The latest white paper from ADEPT’s (Association of Directors of Environment, Economy, Places and Transport) £22.9m SMART Places Live Labs Programme has been published today.
For a Department for Transport funded programme focused on transformational innovation in local highways, Adult Social Care, takes Live Labs in a completely new direction. Two separate trials have led two different local authorities to consider an unanticipated wider application for using sensors in local communities.
The programme’s fifth white paper described how Buckinghamshire Council and Suffolk County Council are considering the potential of SMART technology to support adult social care.
The Buckinghamshire Live Lab has focused on creating a Living Lab in the Fairford Leys area of Aylesbury Garden Town. As part of this, the local authority has created a MESH network around the town with interconnected sensors and nodes built into street lighting. The adult social care trial, due to take place in January 2022, will see sensors installed in the homes of 12 volunteers – who will also have wearable devices – all connected to an app.
The app will be able to send alerts to the wearer – for icy weather, for example – but also to carers, alerting them to incidents such as falls, someone leaving home unexpectedly or appearing to be lost. The trial will also test how the technology might enable people to stay in their homes for longer with greater autonomy and independence, and thereby reducing pressure on the social care system.
Suffolk is also using sensors, exploring how a long range wide-area network (LoRaWAN) and geofencing (virtual perimeter) technology might enable a similar level of independence. The technology can monitor daily routines to check people are active and behaving normally, but also check for household problems such as water leaks or unsafe carbon monoxide levels.
At this stage, the technology is being tested only with volunteers. There is a long way to go before trials with vulnerable people could take place, with their informed consent.

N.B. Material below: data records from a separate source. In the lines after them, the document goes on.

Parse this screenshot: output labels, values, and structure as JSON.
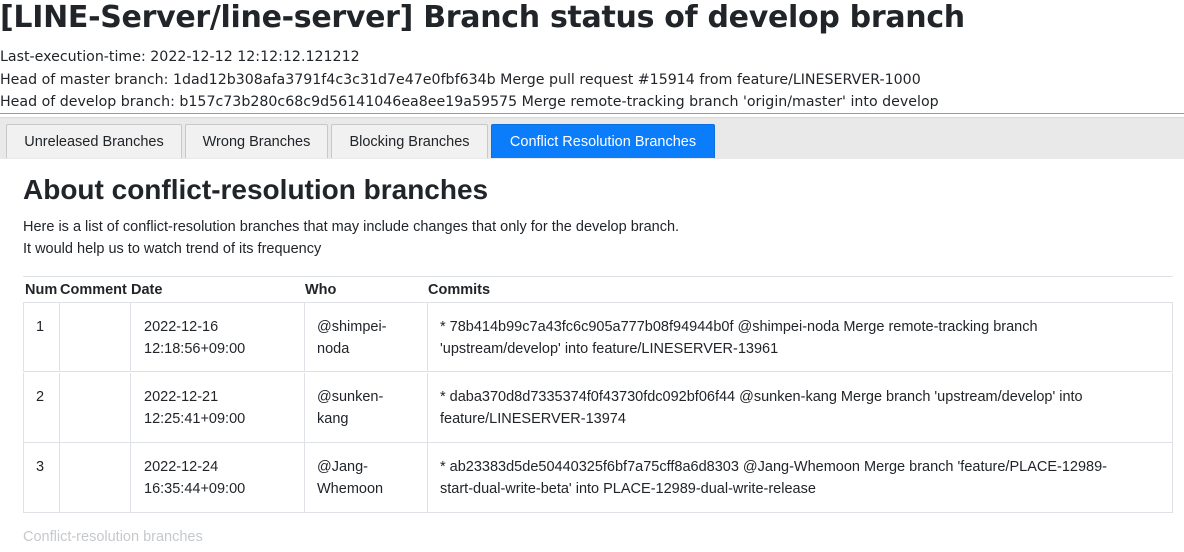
{
  "page": {
    "title": "[LINE-Server/line-server] Branch status of develop branch",
    "last_execution": "Last-execution-time: 2022-12-12 12:12:12.121212",
    "master_head": "Head of master branch: 1dad12b308afa3791f4c3c31d7e47e0fbf634b Merge pull request #15914 from feature/LINESERVER-1000",
    "develop_head": "Head of develop branch: b157c73b280c68c9d56141046ea8ee19a59575 Merge remote-tracking branch 'origin/master' into develop"
  },
  "tabs": [
    {
      "label": "Unreleased Branches",
      "active": false
    },
    {
      "label": "Wrong Branches",
      "active": false
    },
    {
      "label": "Blocking Branches",
      "active": false
    },
    {
      "label": "Conflict Resolution Branches",
      "active": true
    }
  ],
  "content": {
    "heading": "About conflict-resolution branches",
    "description_line1": "Here is a list of conflict-resolution branches that may include changes that only for the develop branch.",
    "description_line2": "It would help us to watch trend of its frequency",
    "footer_note": "Conflict-resolution branches"
  },
  "table": {
    "headers": {
      "num": "Num",
      "comment": "Comment",
      "date": "Date",
      "who": "Who",
      "commits": "Commits"
    },
    "rows": [
      {
        "num": "1",
        "comment": "",
        "date_line1": "2022-12-16",
        "date_line2": "12:18:56+09:00",
        "who_line1": "@shimpei-",
        "who_line2": "noda",
        "commits_line1": "* 78b414b99c7a43fc6c905a777b08f94944b0f @shimpei-noda Merge remote-tracking branch",
        "commits_line2": "'upstream/develop' into feature/LINESERVER-13961"
      },
      {
        "num": "2",
        "comment": "",
        "date_line1": "2022-12-21",
        "date_line2": "12:25:41+09:00",
        "who_line1": "@sunken-",
        "who_line2": "kang",
        "commits_line1": "* daba370d8d7335374f0f43730fdc092bf06f44 @sunken-kang Merge branch 'upstream/develop' into",
        "commits_line2": "feature/LINESERVER-13974"
      },
      {
        "num": "3",
        "comment": "",
        "date_line1": "2022-12-24",
        "date_line2": "16:35:44+09:00",
        "who_line1": "@Jang-",
        "who_line2": "Whemoon",
        "commits_line1": "* ab23383d5de50440325f6bf7a75cff8a6d8303 @Jang-Whemoon Merge branch 'feature/PLACE-12989-",
        "commits_line2": "start-dual-write-beta' into PLACE-12989-dual-write-release"
      }
    ]
  }
}
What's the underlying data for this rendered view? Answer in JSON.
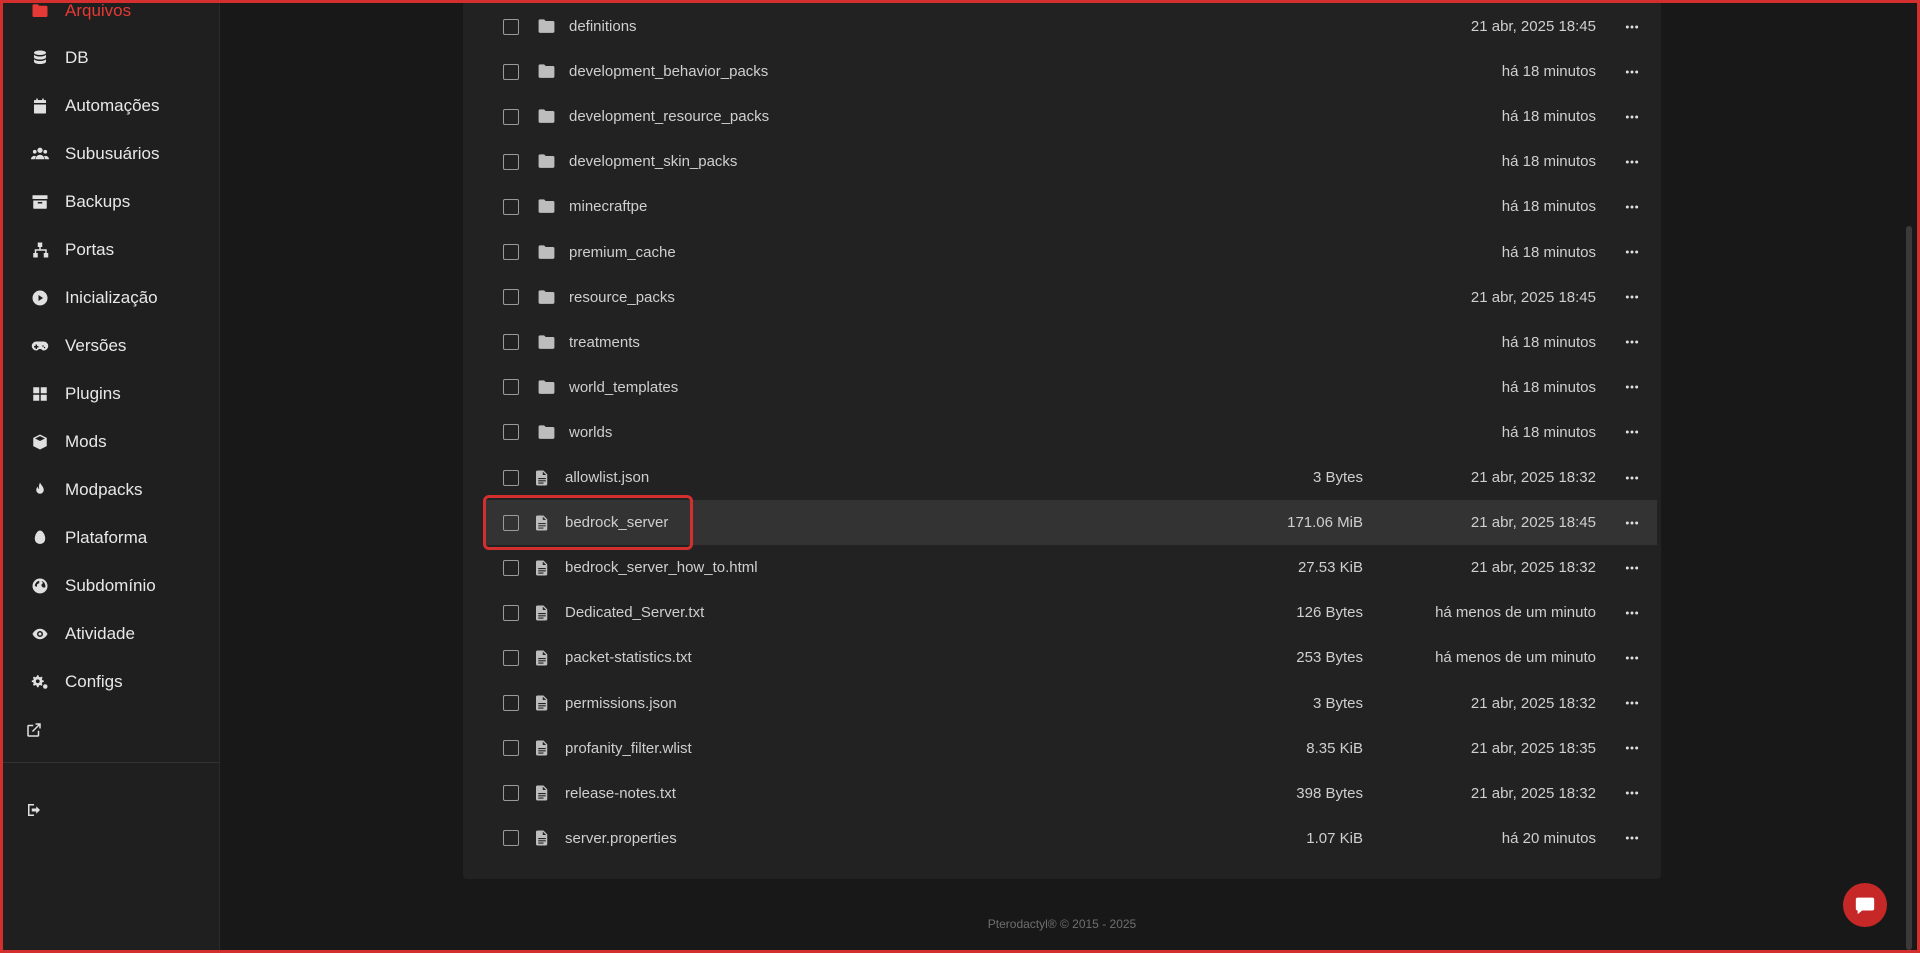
{
  "sidebar": {
    "items": [
      {
        "label": "Arquivos",
        "icon": "folder-icon",
        "active": true
      },
      {
        "label": "DB",
        "icon": "database-icon"
      },
      {
        "label": "Automações",
        "icon": "calendar-icon"
      },
      {
        "label": "Subusuários",
        "icon": "users-icon"
      },
      {
        "label": "Backups",
        "icon": "archive-icon"
      },
      {
        "label": "Portas",
        "icon": "network-icon"
      },
      {
        "label": "Inicialização",
        "icon": "play-circle-icon"
      },
      {
        "label": "Versões",
        "icon": "gamepad-icon"
      },
      {
        "label": "Plugins",
        "icon": "grid-icon"
      },
      {
        "label": "Mods",
        "icon": "cube-icon"
      },
      {
        "label": "Modpacks",
        "icon": "flame-icon"
      },
      {
        "label": "Plataforma",
        "icon": "egg-icon"
      },
      {
        "label": "Subdomínio",
        "icon": "globe-icon"
      },
      {
        "label": "Atividade",
        "icon": "eye-icon"
      },
      {
        "label": "Configs",
        "icon": "cogs-icon"
      }
    ],
    "external_link_icon": "external-link-icon",
    "logout_icon": "logout-icon"
  },
  "files": [
    {
      "name": "definitions",
      "type": "folder",
      "size": "",
      "modified": "21 abr, 2025 18:45"
    },
    {
      "name": "development_behavior_packs",
      "type": "folder",
      "size": "",
      "modified": "há 18 minutos"
    },
    {
      "name": "development_resource_packs",
      "type": "folder",
      "size": "",
      "modified": "há 18 minutos"
    },
    {
      "name": "development_skin_packs",
      "type": "folder",
      "size": "",
      "modified": "há 18 minutos"
    },
    {
      "name": "minecraftpe",
      "type": "folder",
      "size": "",
      "modified": "há 18 minutos"
    },
    {
      "name": "premium_cache",
      "type": "folder",
      "size": "",
      "modified": "há 18 minutos"
    },
    {
      "name": "resource_packs",
      "type": "folder",
      "size": "",
      "modified": "21 abr, 2025 18:45"
    },
    {
      "name": "treatments",
      "type": "folder",
      "size": "",
      "modified": "há 18 minutos"
    },
    {
      "name": "world_templates",
      "type": "folder",
      "size": "",
      "modified": "há 18 minutos"
    },
    {
      "name": "worlds",
      "type": "folder",
      "size": "",
      "modified": "há 18 minutos"
    },
    {
      "name": "allowlist.json",
      "type": "file",
      "size": "3 Bytes",
      "modified": "21 abr, 2025 18:32"
    },
    {
      "name": "bedrock_server",
      "type": "file",
      "size": "171.06 MiB",
      "modified": "21 abr, 2025 18:45",
      "highlighted": true
    },
    {
      "name": "bedrock_server_how_to.html",
      "type": "file",
      "size": "27.53 KiB",
      "modified": "21 abr, 2025 18:32"
    },
    {
      "name": "Dedicated_Server.txt",
      "type": "file",
      "size": "126 Bytes",
      "modified": "há menos de um minuto"
    },
    {
      "name": "packet-statistics.txt",
      "type": "file",
      "size": "253 Bytes",
      "modified": "há menos de um minuto"
    },
    {
      "name": "permissions.json",
      "type": "file",
      "size": "3 Bytes",
      "modified": "21 abr, 2025 18:32"
    },
    {
      "name": "profanity_filter.wlist",
      "type": "file",
      "size": "8.35 KiB",
      "modified": "21 abr, 2025 18:35"
    },
    {
      "name": "release-notes.txt",
      "type": "file",
      "size": "398 Bytes",
      "modified": "21 abr, 2025 18:32"
    },
    {
      "name": "server.properties",
      "type": "file",
      "size": "1.07 KiB",
      "modified": "há 20 minutos"
    }
  ],
  "footer": {
    "text": "Pterodactyl® © 2015 - 2025"
  },
  "colors": {
    "accent": "#e53935",
    "background": "#181818",
    "panel": "#222222",
    "sidebar": "#1f1f1f"
  }
}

The white paper describes how securing trust and confidence in data collection and its use by local authorities presents a huge challenge. Extensive collaborative engagement would need to take place with potential users, families, carers, community and stakeholder groups before any sort of pilot programme could get off the ground.
Adult Social Care is part of a series of white papers from the Live Labs programme. They aim to make learnings and insights available to industry as they happen, giving decision-makers the opportunity to capitalise on the work being done through the programme.

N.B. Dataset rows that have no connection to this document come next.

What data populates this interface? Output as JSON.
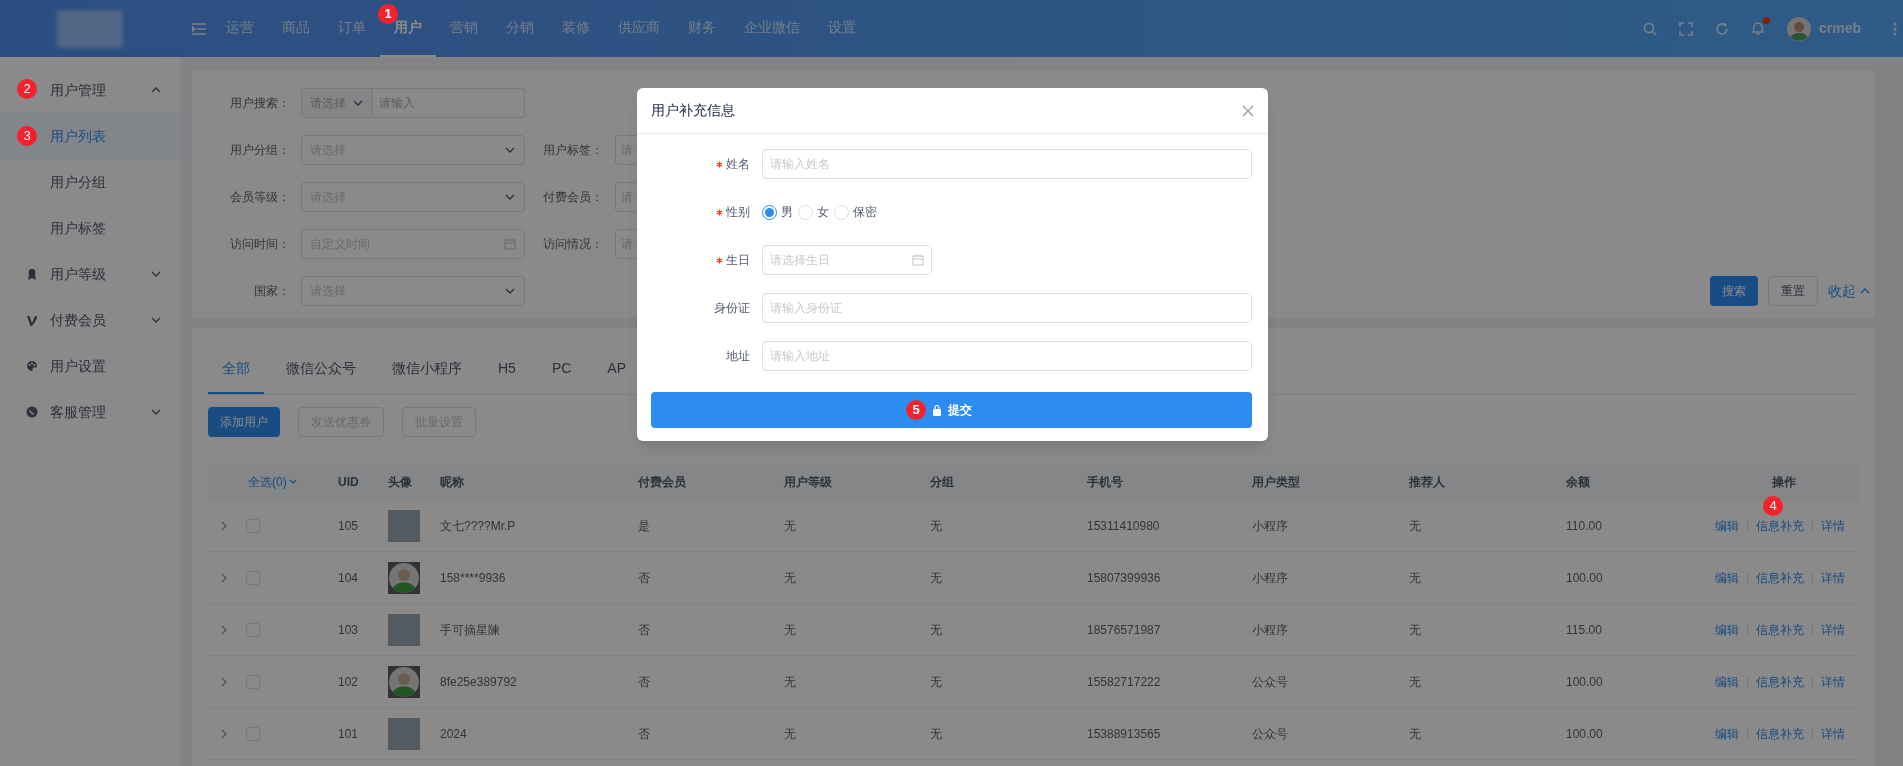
{
  "header": {
    "nav": [
      {
        "label": "运营",
        "selected": false
      },
      {
        "label": "商品",
        "selected": false
      },
      {
        "label": "订单",
        "selected": false
      },
      {
        "label": "用户",
        "selected": true,
        "marker": "1"
      },
      {
        "label": "营销",
        "selected": false
      },
      {
        "label": "分销",
        "selected": false
      },
      {
        "label": "装修",
        "selected": false
      },
      {
        "label": "供应商",
        "selected": false
      },
      {
        "label": "财务",
        "selected": false
      },
      {
        "label": "企业微信",
        "selected": false
      },
      {
        "label": "设置",
        "selected": false
      }
    ],
    "notification_dot": true,
    "user": "crmeb"
  },
  "sidebar": {
    "items": [
      {
        "label": "用户管理",
        "expanded": true,
        "marker": "2",
        "children": [
          {
            "label": "用户列表",
            "selected": true,
            "marker": "3"
          },
          {
            "label": "用户分组",
            "selected": false
          },
          {
            "label": "用户标签",
            "selected": false
          }
        ]
      },
      {
        "label": "用户等级",
        "expanded": false
      },
      {
        "label": "付费会员",
        "expanded": false
      },
      {
        "label": "用户设置"
      },
      {
        "label": "客服管理",
        "expanded": false
      }
    ]
  },
  "filters": {
    "rows": [
      [
        {
          "kind": "combo",
          "label": "用户搜索：",
          "select_placeholder": "请选择",
          "placeholder": "请输入"
        }
      ],
      [
        {
          "kind": "select",
          "label": "用户分组：",
          "placeholder": "请选择"
        },
        {
          "kind": "cut",
          "label": "用户标签：",
          "placeholder": "请"
        }
      ],
      [
        {
          "kind": "select",
          "label": "会员等级：",
          "placeholder": "请选择"
        },
        {
          "kind": "cut",
          "label": "付费会员：",
          "placeholder": "请"
        }
      ],
      [
        {
          "kind": "date",
          "label": "访问时间：",
          "placeholder": "自定义时间"
        },
        {
          "kind": "cut",
          "label": "访问情况：",
          "placeholder": "请"
        }
      ],
      [
        {
          "kind": "select",
          "label": "国家：",
          "placeholder": "请选择"
        }
      ]
    ],
    "actions": [
      {
        "label": "搜索",
        "kind": "primary"
      },
      {
        "label": "重置",
        "kind": "default"
      },
      {
        "label": "收起",
        "kind": "link"
      }
    ]
  },
  "tabs": [
    {
      "label": "全部",
      "selected": true
    },
    {
      "label": "微信公众号",
      "selected": false
    },
    {
      "label": "微信小程序",
      "selected": false
    },
    {
      "label": "H5",
      "selected": false
    },
    {
      "label": "PC",
      "selected": false
    },
    {
      "label": "AP",
      "selected": false
    }
  ],
  "toolbar": [
    {
      "label": "添加用户",
      "disabled": false
    },
    {
      "label": "发送优惠券",
      "disabled": true
    },
    {
      "label": "批量设置",
      "disabled": true
    }
  ],
  "table": {
    "select_all": "全选(0)",
    "columns": [
      "UID",
      "头像",
      "昵称",
      "付费会员",
      "用户等级",
      "分组",
      "手机号",
      "用户类型",
      "推荐人",
      "余额",
      "操作"
    ],
    "rows": [
      {
        "checked": false,
        "uid": "105",
        "kind": "photo",
        "nickname": "文七????Mr.P",
        "paid": "是",
        "level": "无",
        "group": "无",
        "phone": "15311410980",
        "type": "小程序",
        "referrer": "无",
        "balance": "110.00",
        "actions": [
          "编辑",
          "信息补充",
          "详情"
        ],
        "marker": "4"
      },
      {
        "checked": false,
        "uid": "104",
        "kind": "default",
        "nickname": "158****9936",
        "paid": "否",
        "level": "无",
        "group": "无",
        "phone": "15807399936",
        "type": "小程序",
        "referrer": "无",
        "balance": "100.00",
        "actions": [
          "编辑",
          "信息补充",
          "详情"
        ]
      },
      {
        "checked": false,
        "uid": "103",
        "kind": "photo",
        "nickname": "手可摘星陳",
        "paid": "否",
        "level": "无",
        "group": "无",
        "phone": "18576571987",
        "type": "小程序",
        "referrer": "无",
        "balance": "115.00",
        "actions": [
          "编辑",
          "信息补充",
          "详情"
        ]
      },
      {
        "checked": false,
        "uid": "102",
        "kind": "default",
        "nickname": "8fe25e389792",
        "paid": "否",
        "level": "无",
        "group": "无",
        "phone": "15582717222",
        "type": "公众号",
        "referrer": "无",
        "balance": "100.00",
        "actions": [
          "编辑",
          "信息补充",
          "详情"
        ]
      },
      {
        "checked": false,
        "uid": "101",
        "kind": "photo",
        "nickname": "2024",
        "paid": "否",
        "level": "无",
        "group": "无",
        "phone": "15388913565",
        "type": "公众号",
        "referrer": "无",
        "balance": "100.00",
        "actions": [
          "编辑",
          "信息补充",
          "详情"
        ]
      }
    ]
  },
  "modal": {
    "title": "用户补充信息",
    "fields": [
      {
        "kind": "text",
        "label": "姓名",
        "required": true,
        "placeholder": "请输入姓名"
      },
      {
        "kind": "radio",
        "label": "性别",
        "required": true,
        "options": [
          {
            "label": "男",
            "selected": true
          },
          {
            "label": "女",
            "selected": false
          },
          {
            "label": "保密",
            "selected": false
          }
        ]
      },
      {
        "kind": "date",
        "label": "生日",
        "required": true,
        "placeholder": "请选择生日"
      },
      {
        "kind": "text",
        "label": "身份证",
        "required": false,
        "placeholder": "请输入身份证"
      },
      {
        "kind": "text",
        "label": "地址",
        "required": false,
        "placeholder": "请输入地址"
      }
    ],
    "submit": {
      "label": "提交",
      "marker": "5"
    }
  }
}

The two-year, £22.9million DfT-funded Live Labs programme grew out of a need to accelerate innovation across the local roads sector. This has rapidly developed to encompass use of data, SMART materials and energy, resulting in innovative pilots ranging from using drones and vehicle sensors to identify potholes to creating ‘travel personas’ to support behavioural change.
Neil Gibson, Chair of the Live Labs Commissioning Board, said: “The potential for using SMART technology to enable people to be safe and stay independent in their own homes for longer is fantastic, but it is still in its infancy. Both trials are being set up purely to test the technology with volunteers drawn from local authority teams. So much depends on people being able to trust the technology and how their data will be analysed, used and shared. To get to that point will require a lot of engagement and investment, both in time and resources, as there is no question that local authorities and their partners would need to get this right for their communities. That said, the potential benefits are incredible, and we are excited to see the outcomes of the trials.”

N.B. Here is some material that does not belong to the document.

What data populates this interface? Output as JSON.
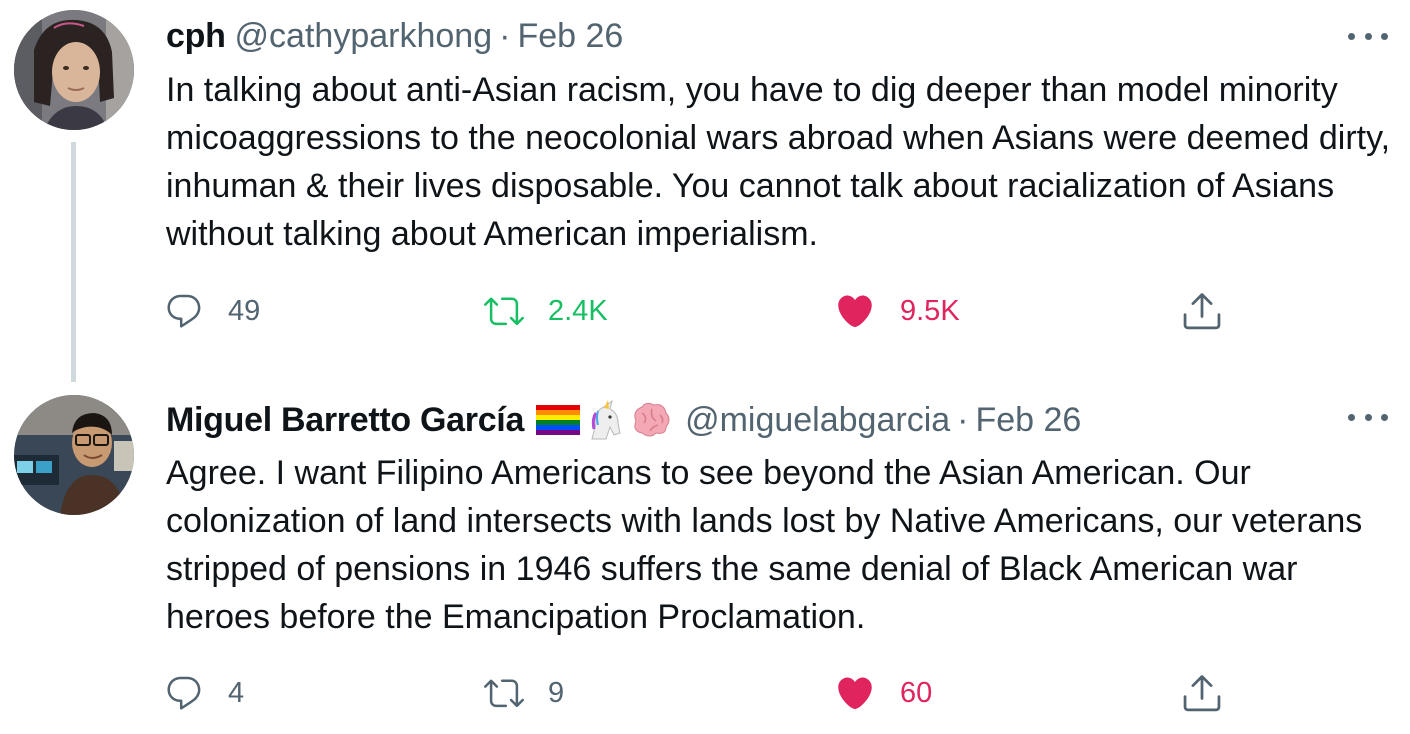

Giles Perkins, Live Labs Programme Director said: “From the beginning, Live Labs’ overarching ambition has been to innovate through collaboration. These trials bring together digital technology and infrastructure with highways and social care teams with the potential to provide support for vulnerable people as part of a 24/7 care package. The white paper demonstrates how far we have come in knowledge sharing and creating social value for our communities.”
Luciano Lopes, Buckinghamshire Live Labs Project Manager said: “This initiative could allow the local authority to promote independence and wellbeing using digital services and technology. It also means that care delivery could be better coordinated, interventions could take place at an earlier stage, and citizens need tell their story only once rather than multiple times.”
Brigitte Sodano-Carter Suffolk Live Labs Project Manager said: “The opportunity to support the vulnerable in our communities was both thought provoking and exciting. We used colleagues as volunteers as the pandemic limited our options. Being a volunteer gave me a unique insight how it felt to use the technology. It opened my mind to how we must invest, not only in educating the public, but winning their trust around how and why we would use personal data. Using technology to support our vulnerable to remain independent and safe is essential but would also reduce the pressure on our partners in the police and health services.”
ADEPT represents local authority, county, unitary and metropolitan Directors. The Live Labs initiative is part of ADEPT’s SMART Places programme to support the use of digital technology in place-based services.
The eight Live Labs are being led by Buckinghamshire Council, Central Bedfordshire Council, Cumbria County Council, Reading Borough Council, Suffolk County Council, alongside joint projects by Solihull Council and Birmingham City Council (West Midlands), and Kent and Staffordshire County Councils. The programme is supported by project partners SNC-Lavalin’s Atkins business, EY, Kier, O2, Ringway and WSP.
Read the report here.
(Picture – Adept)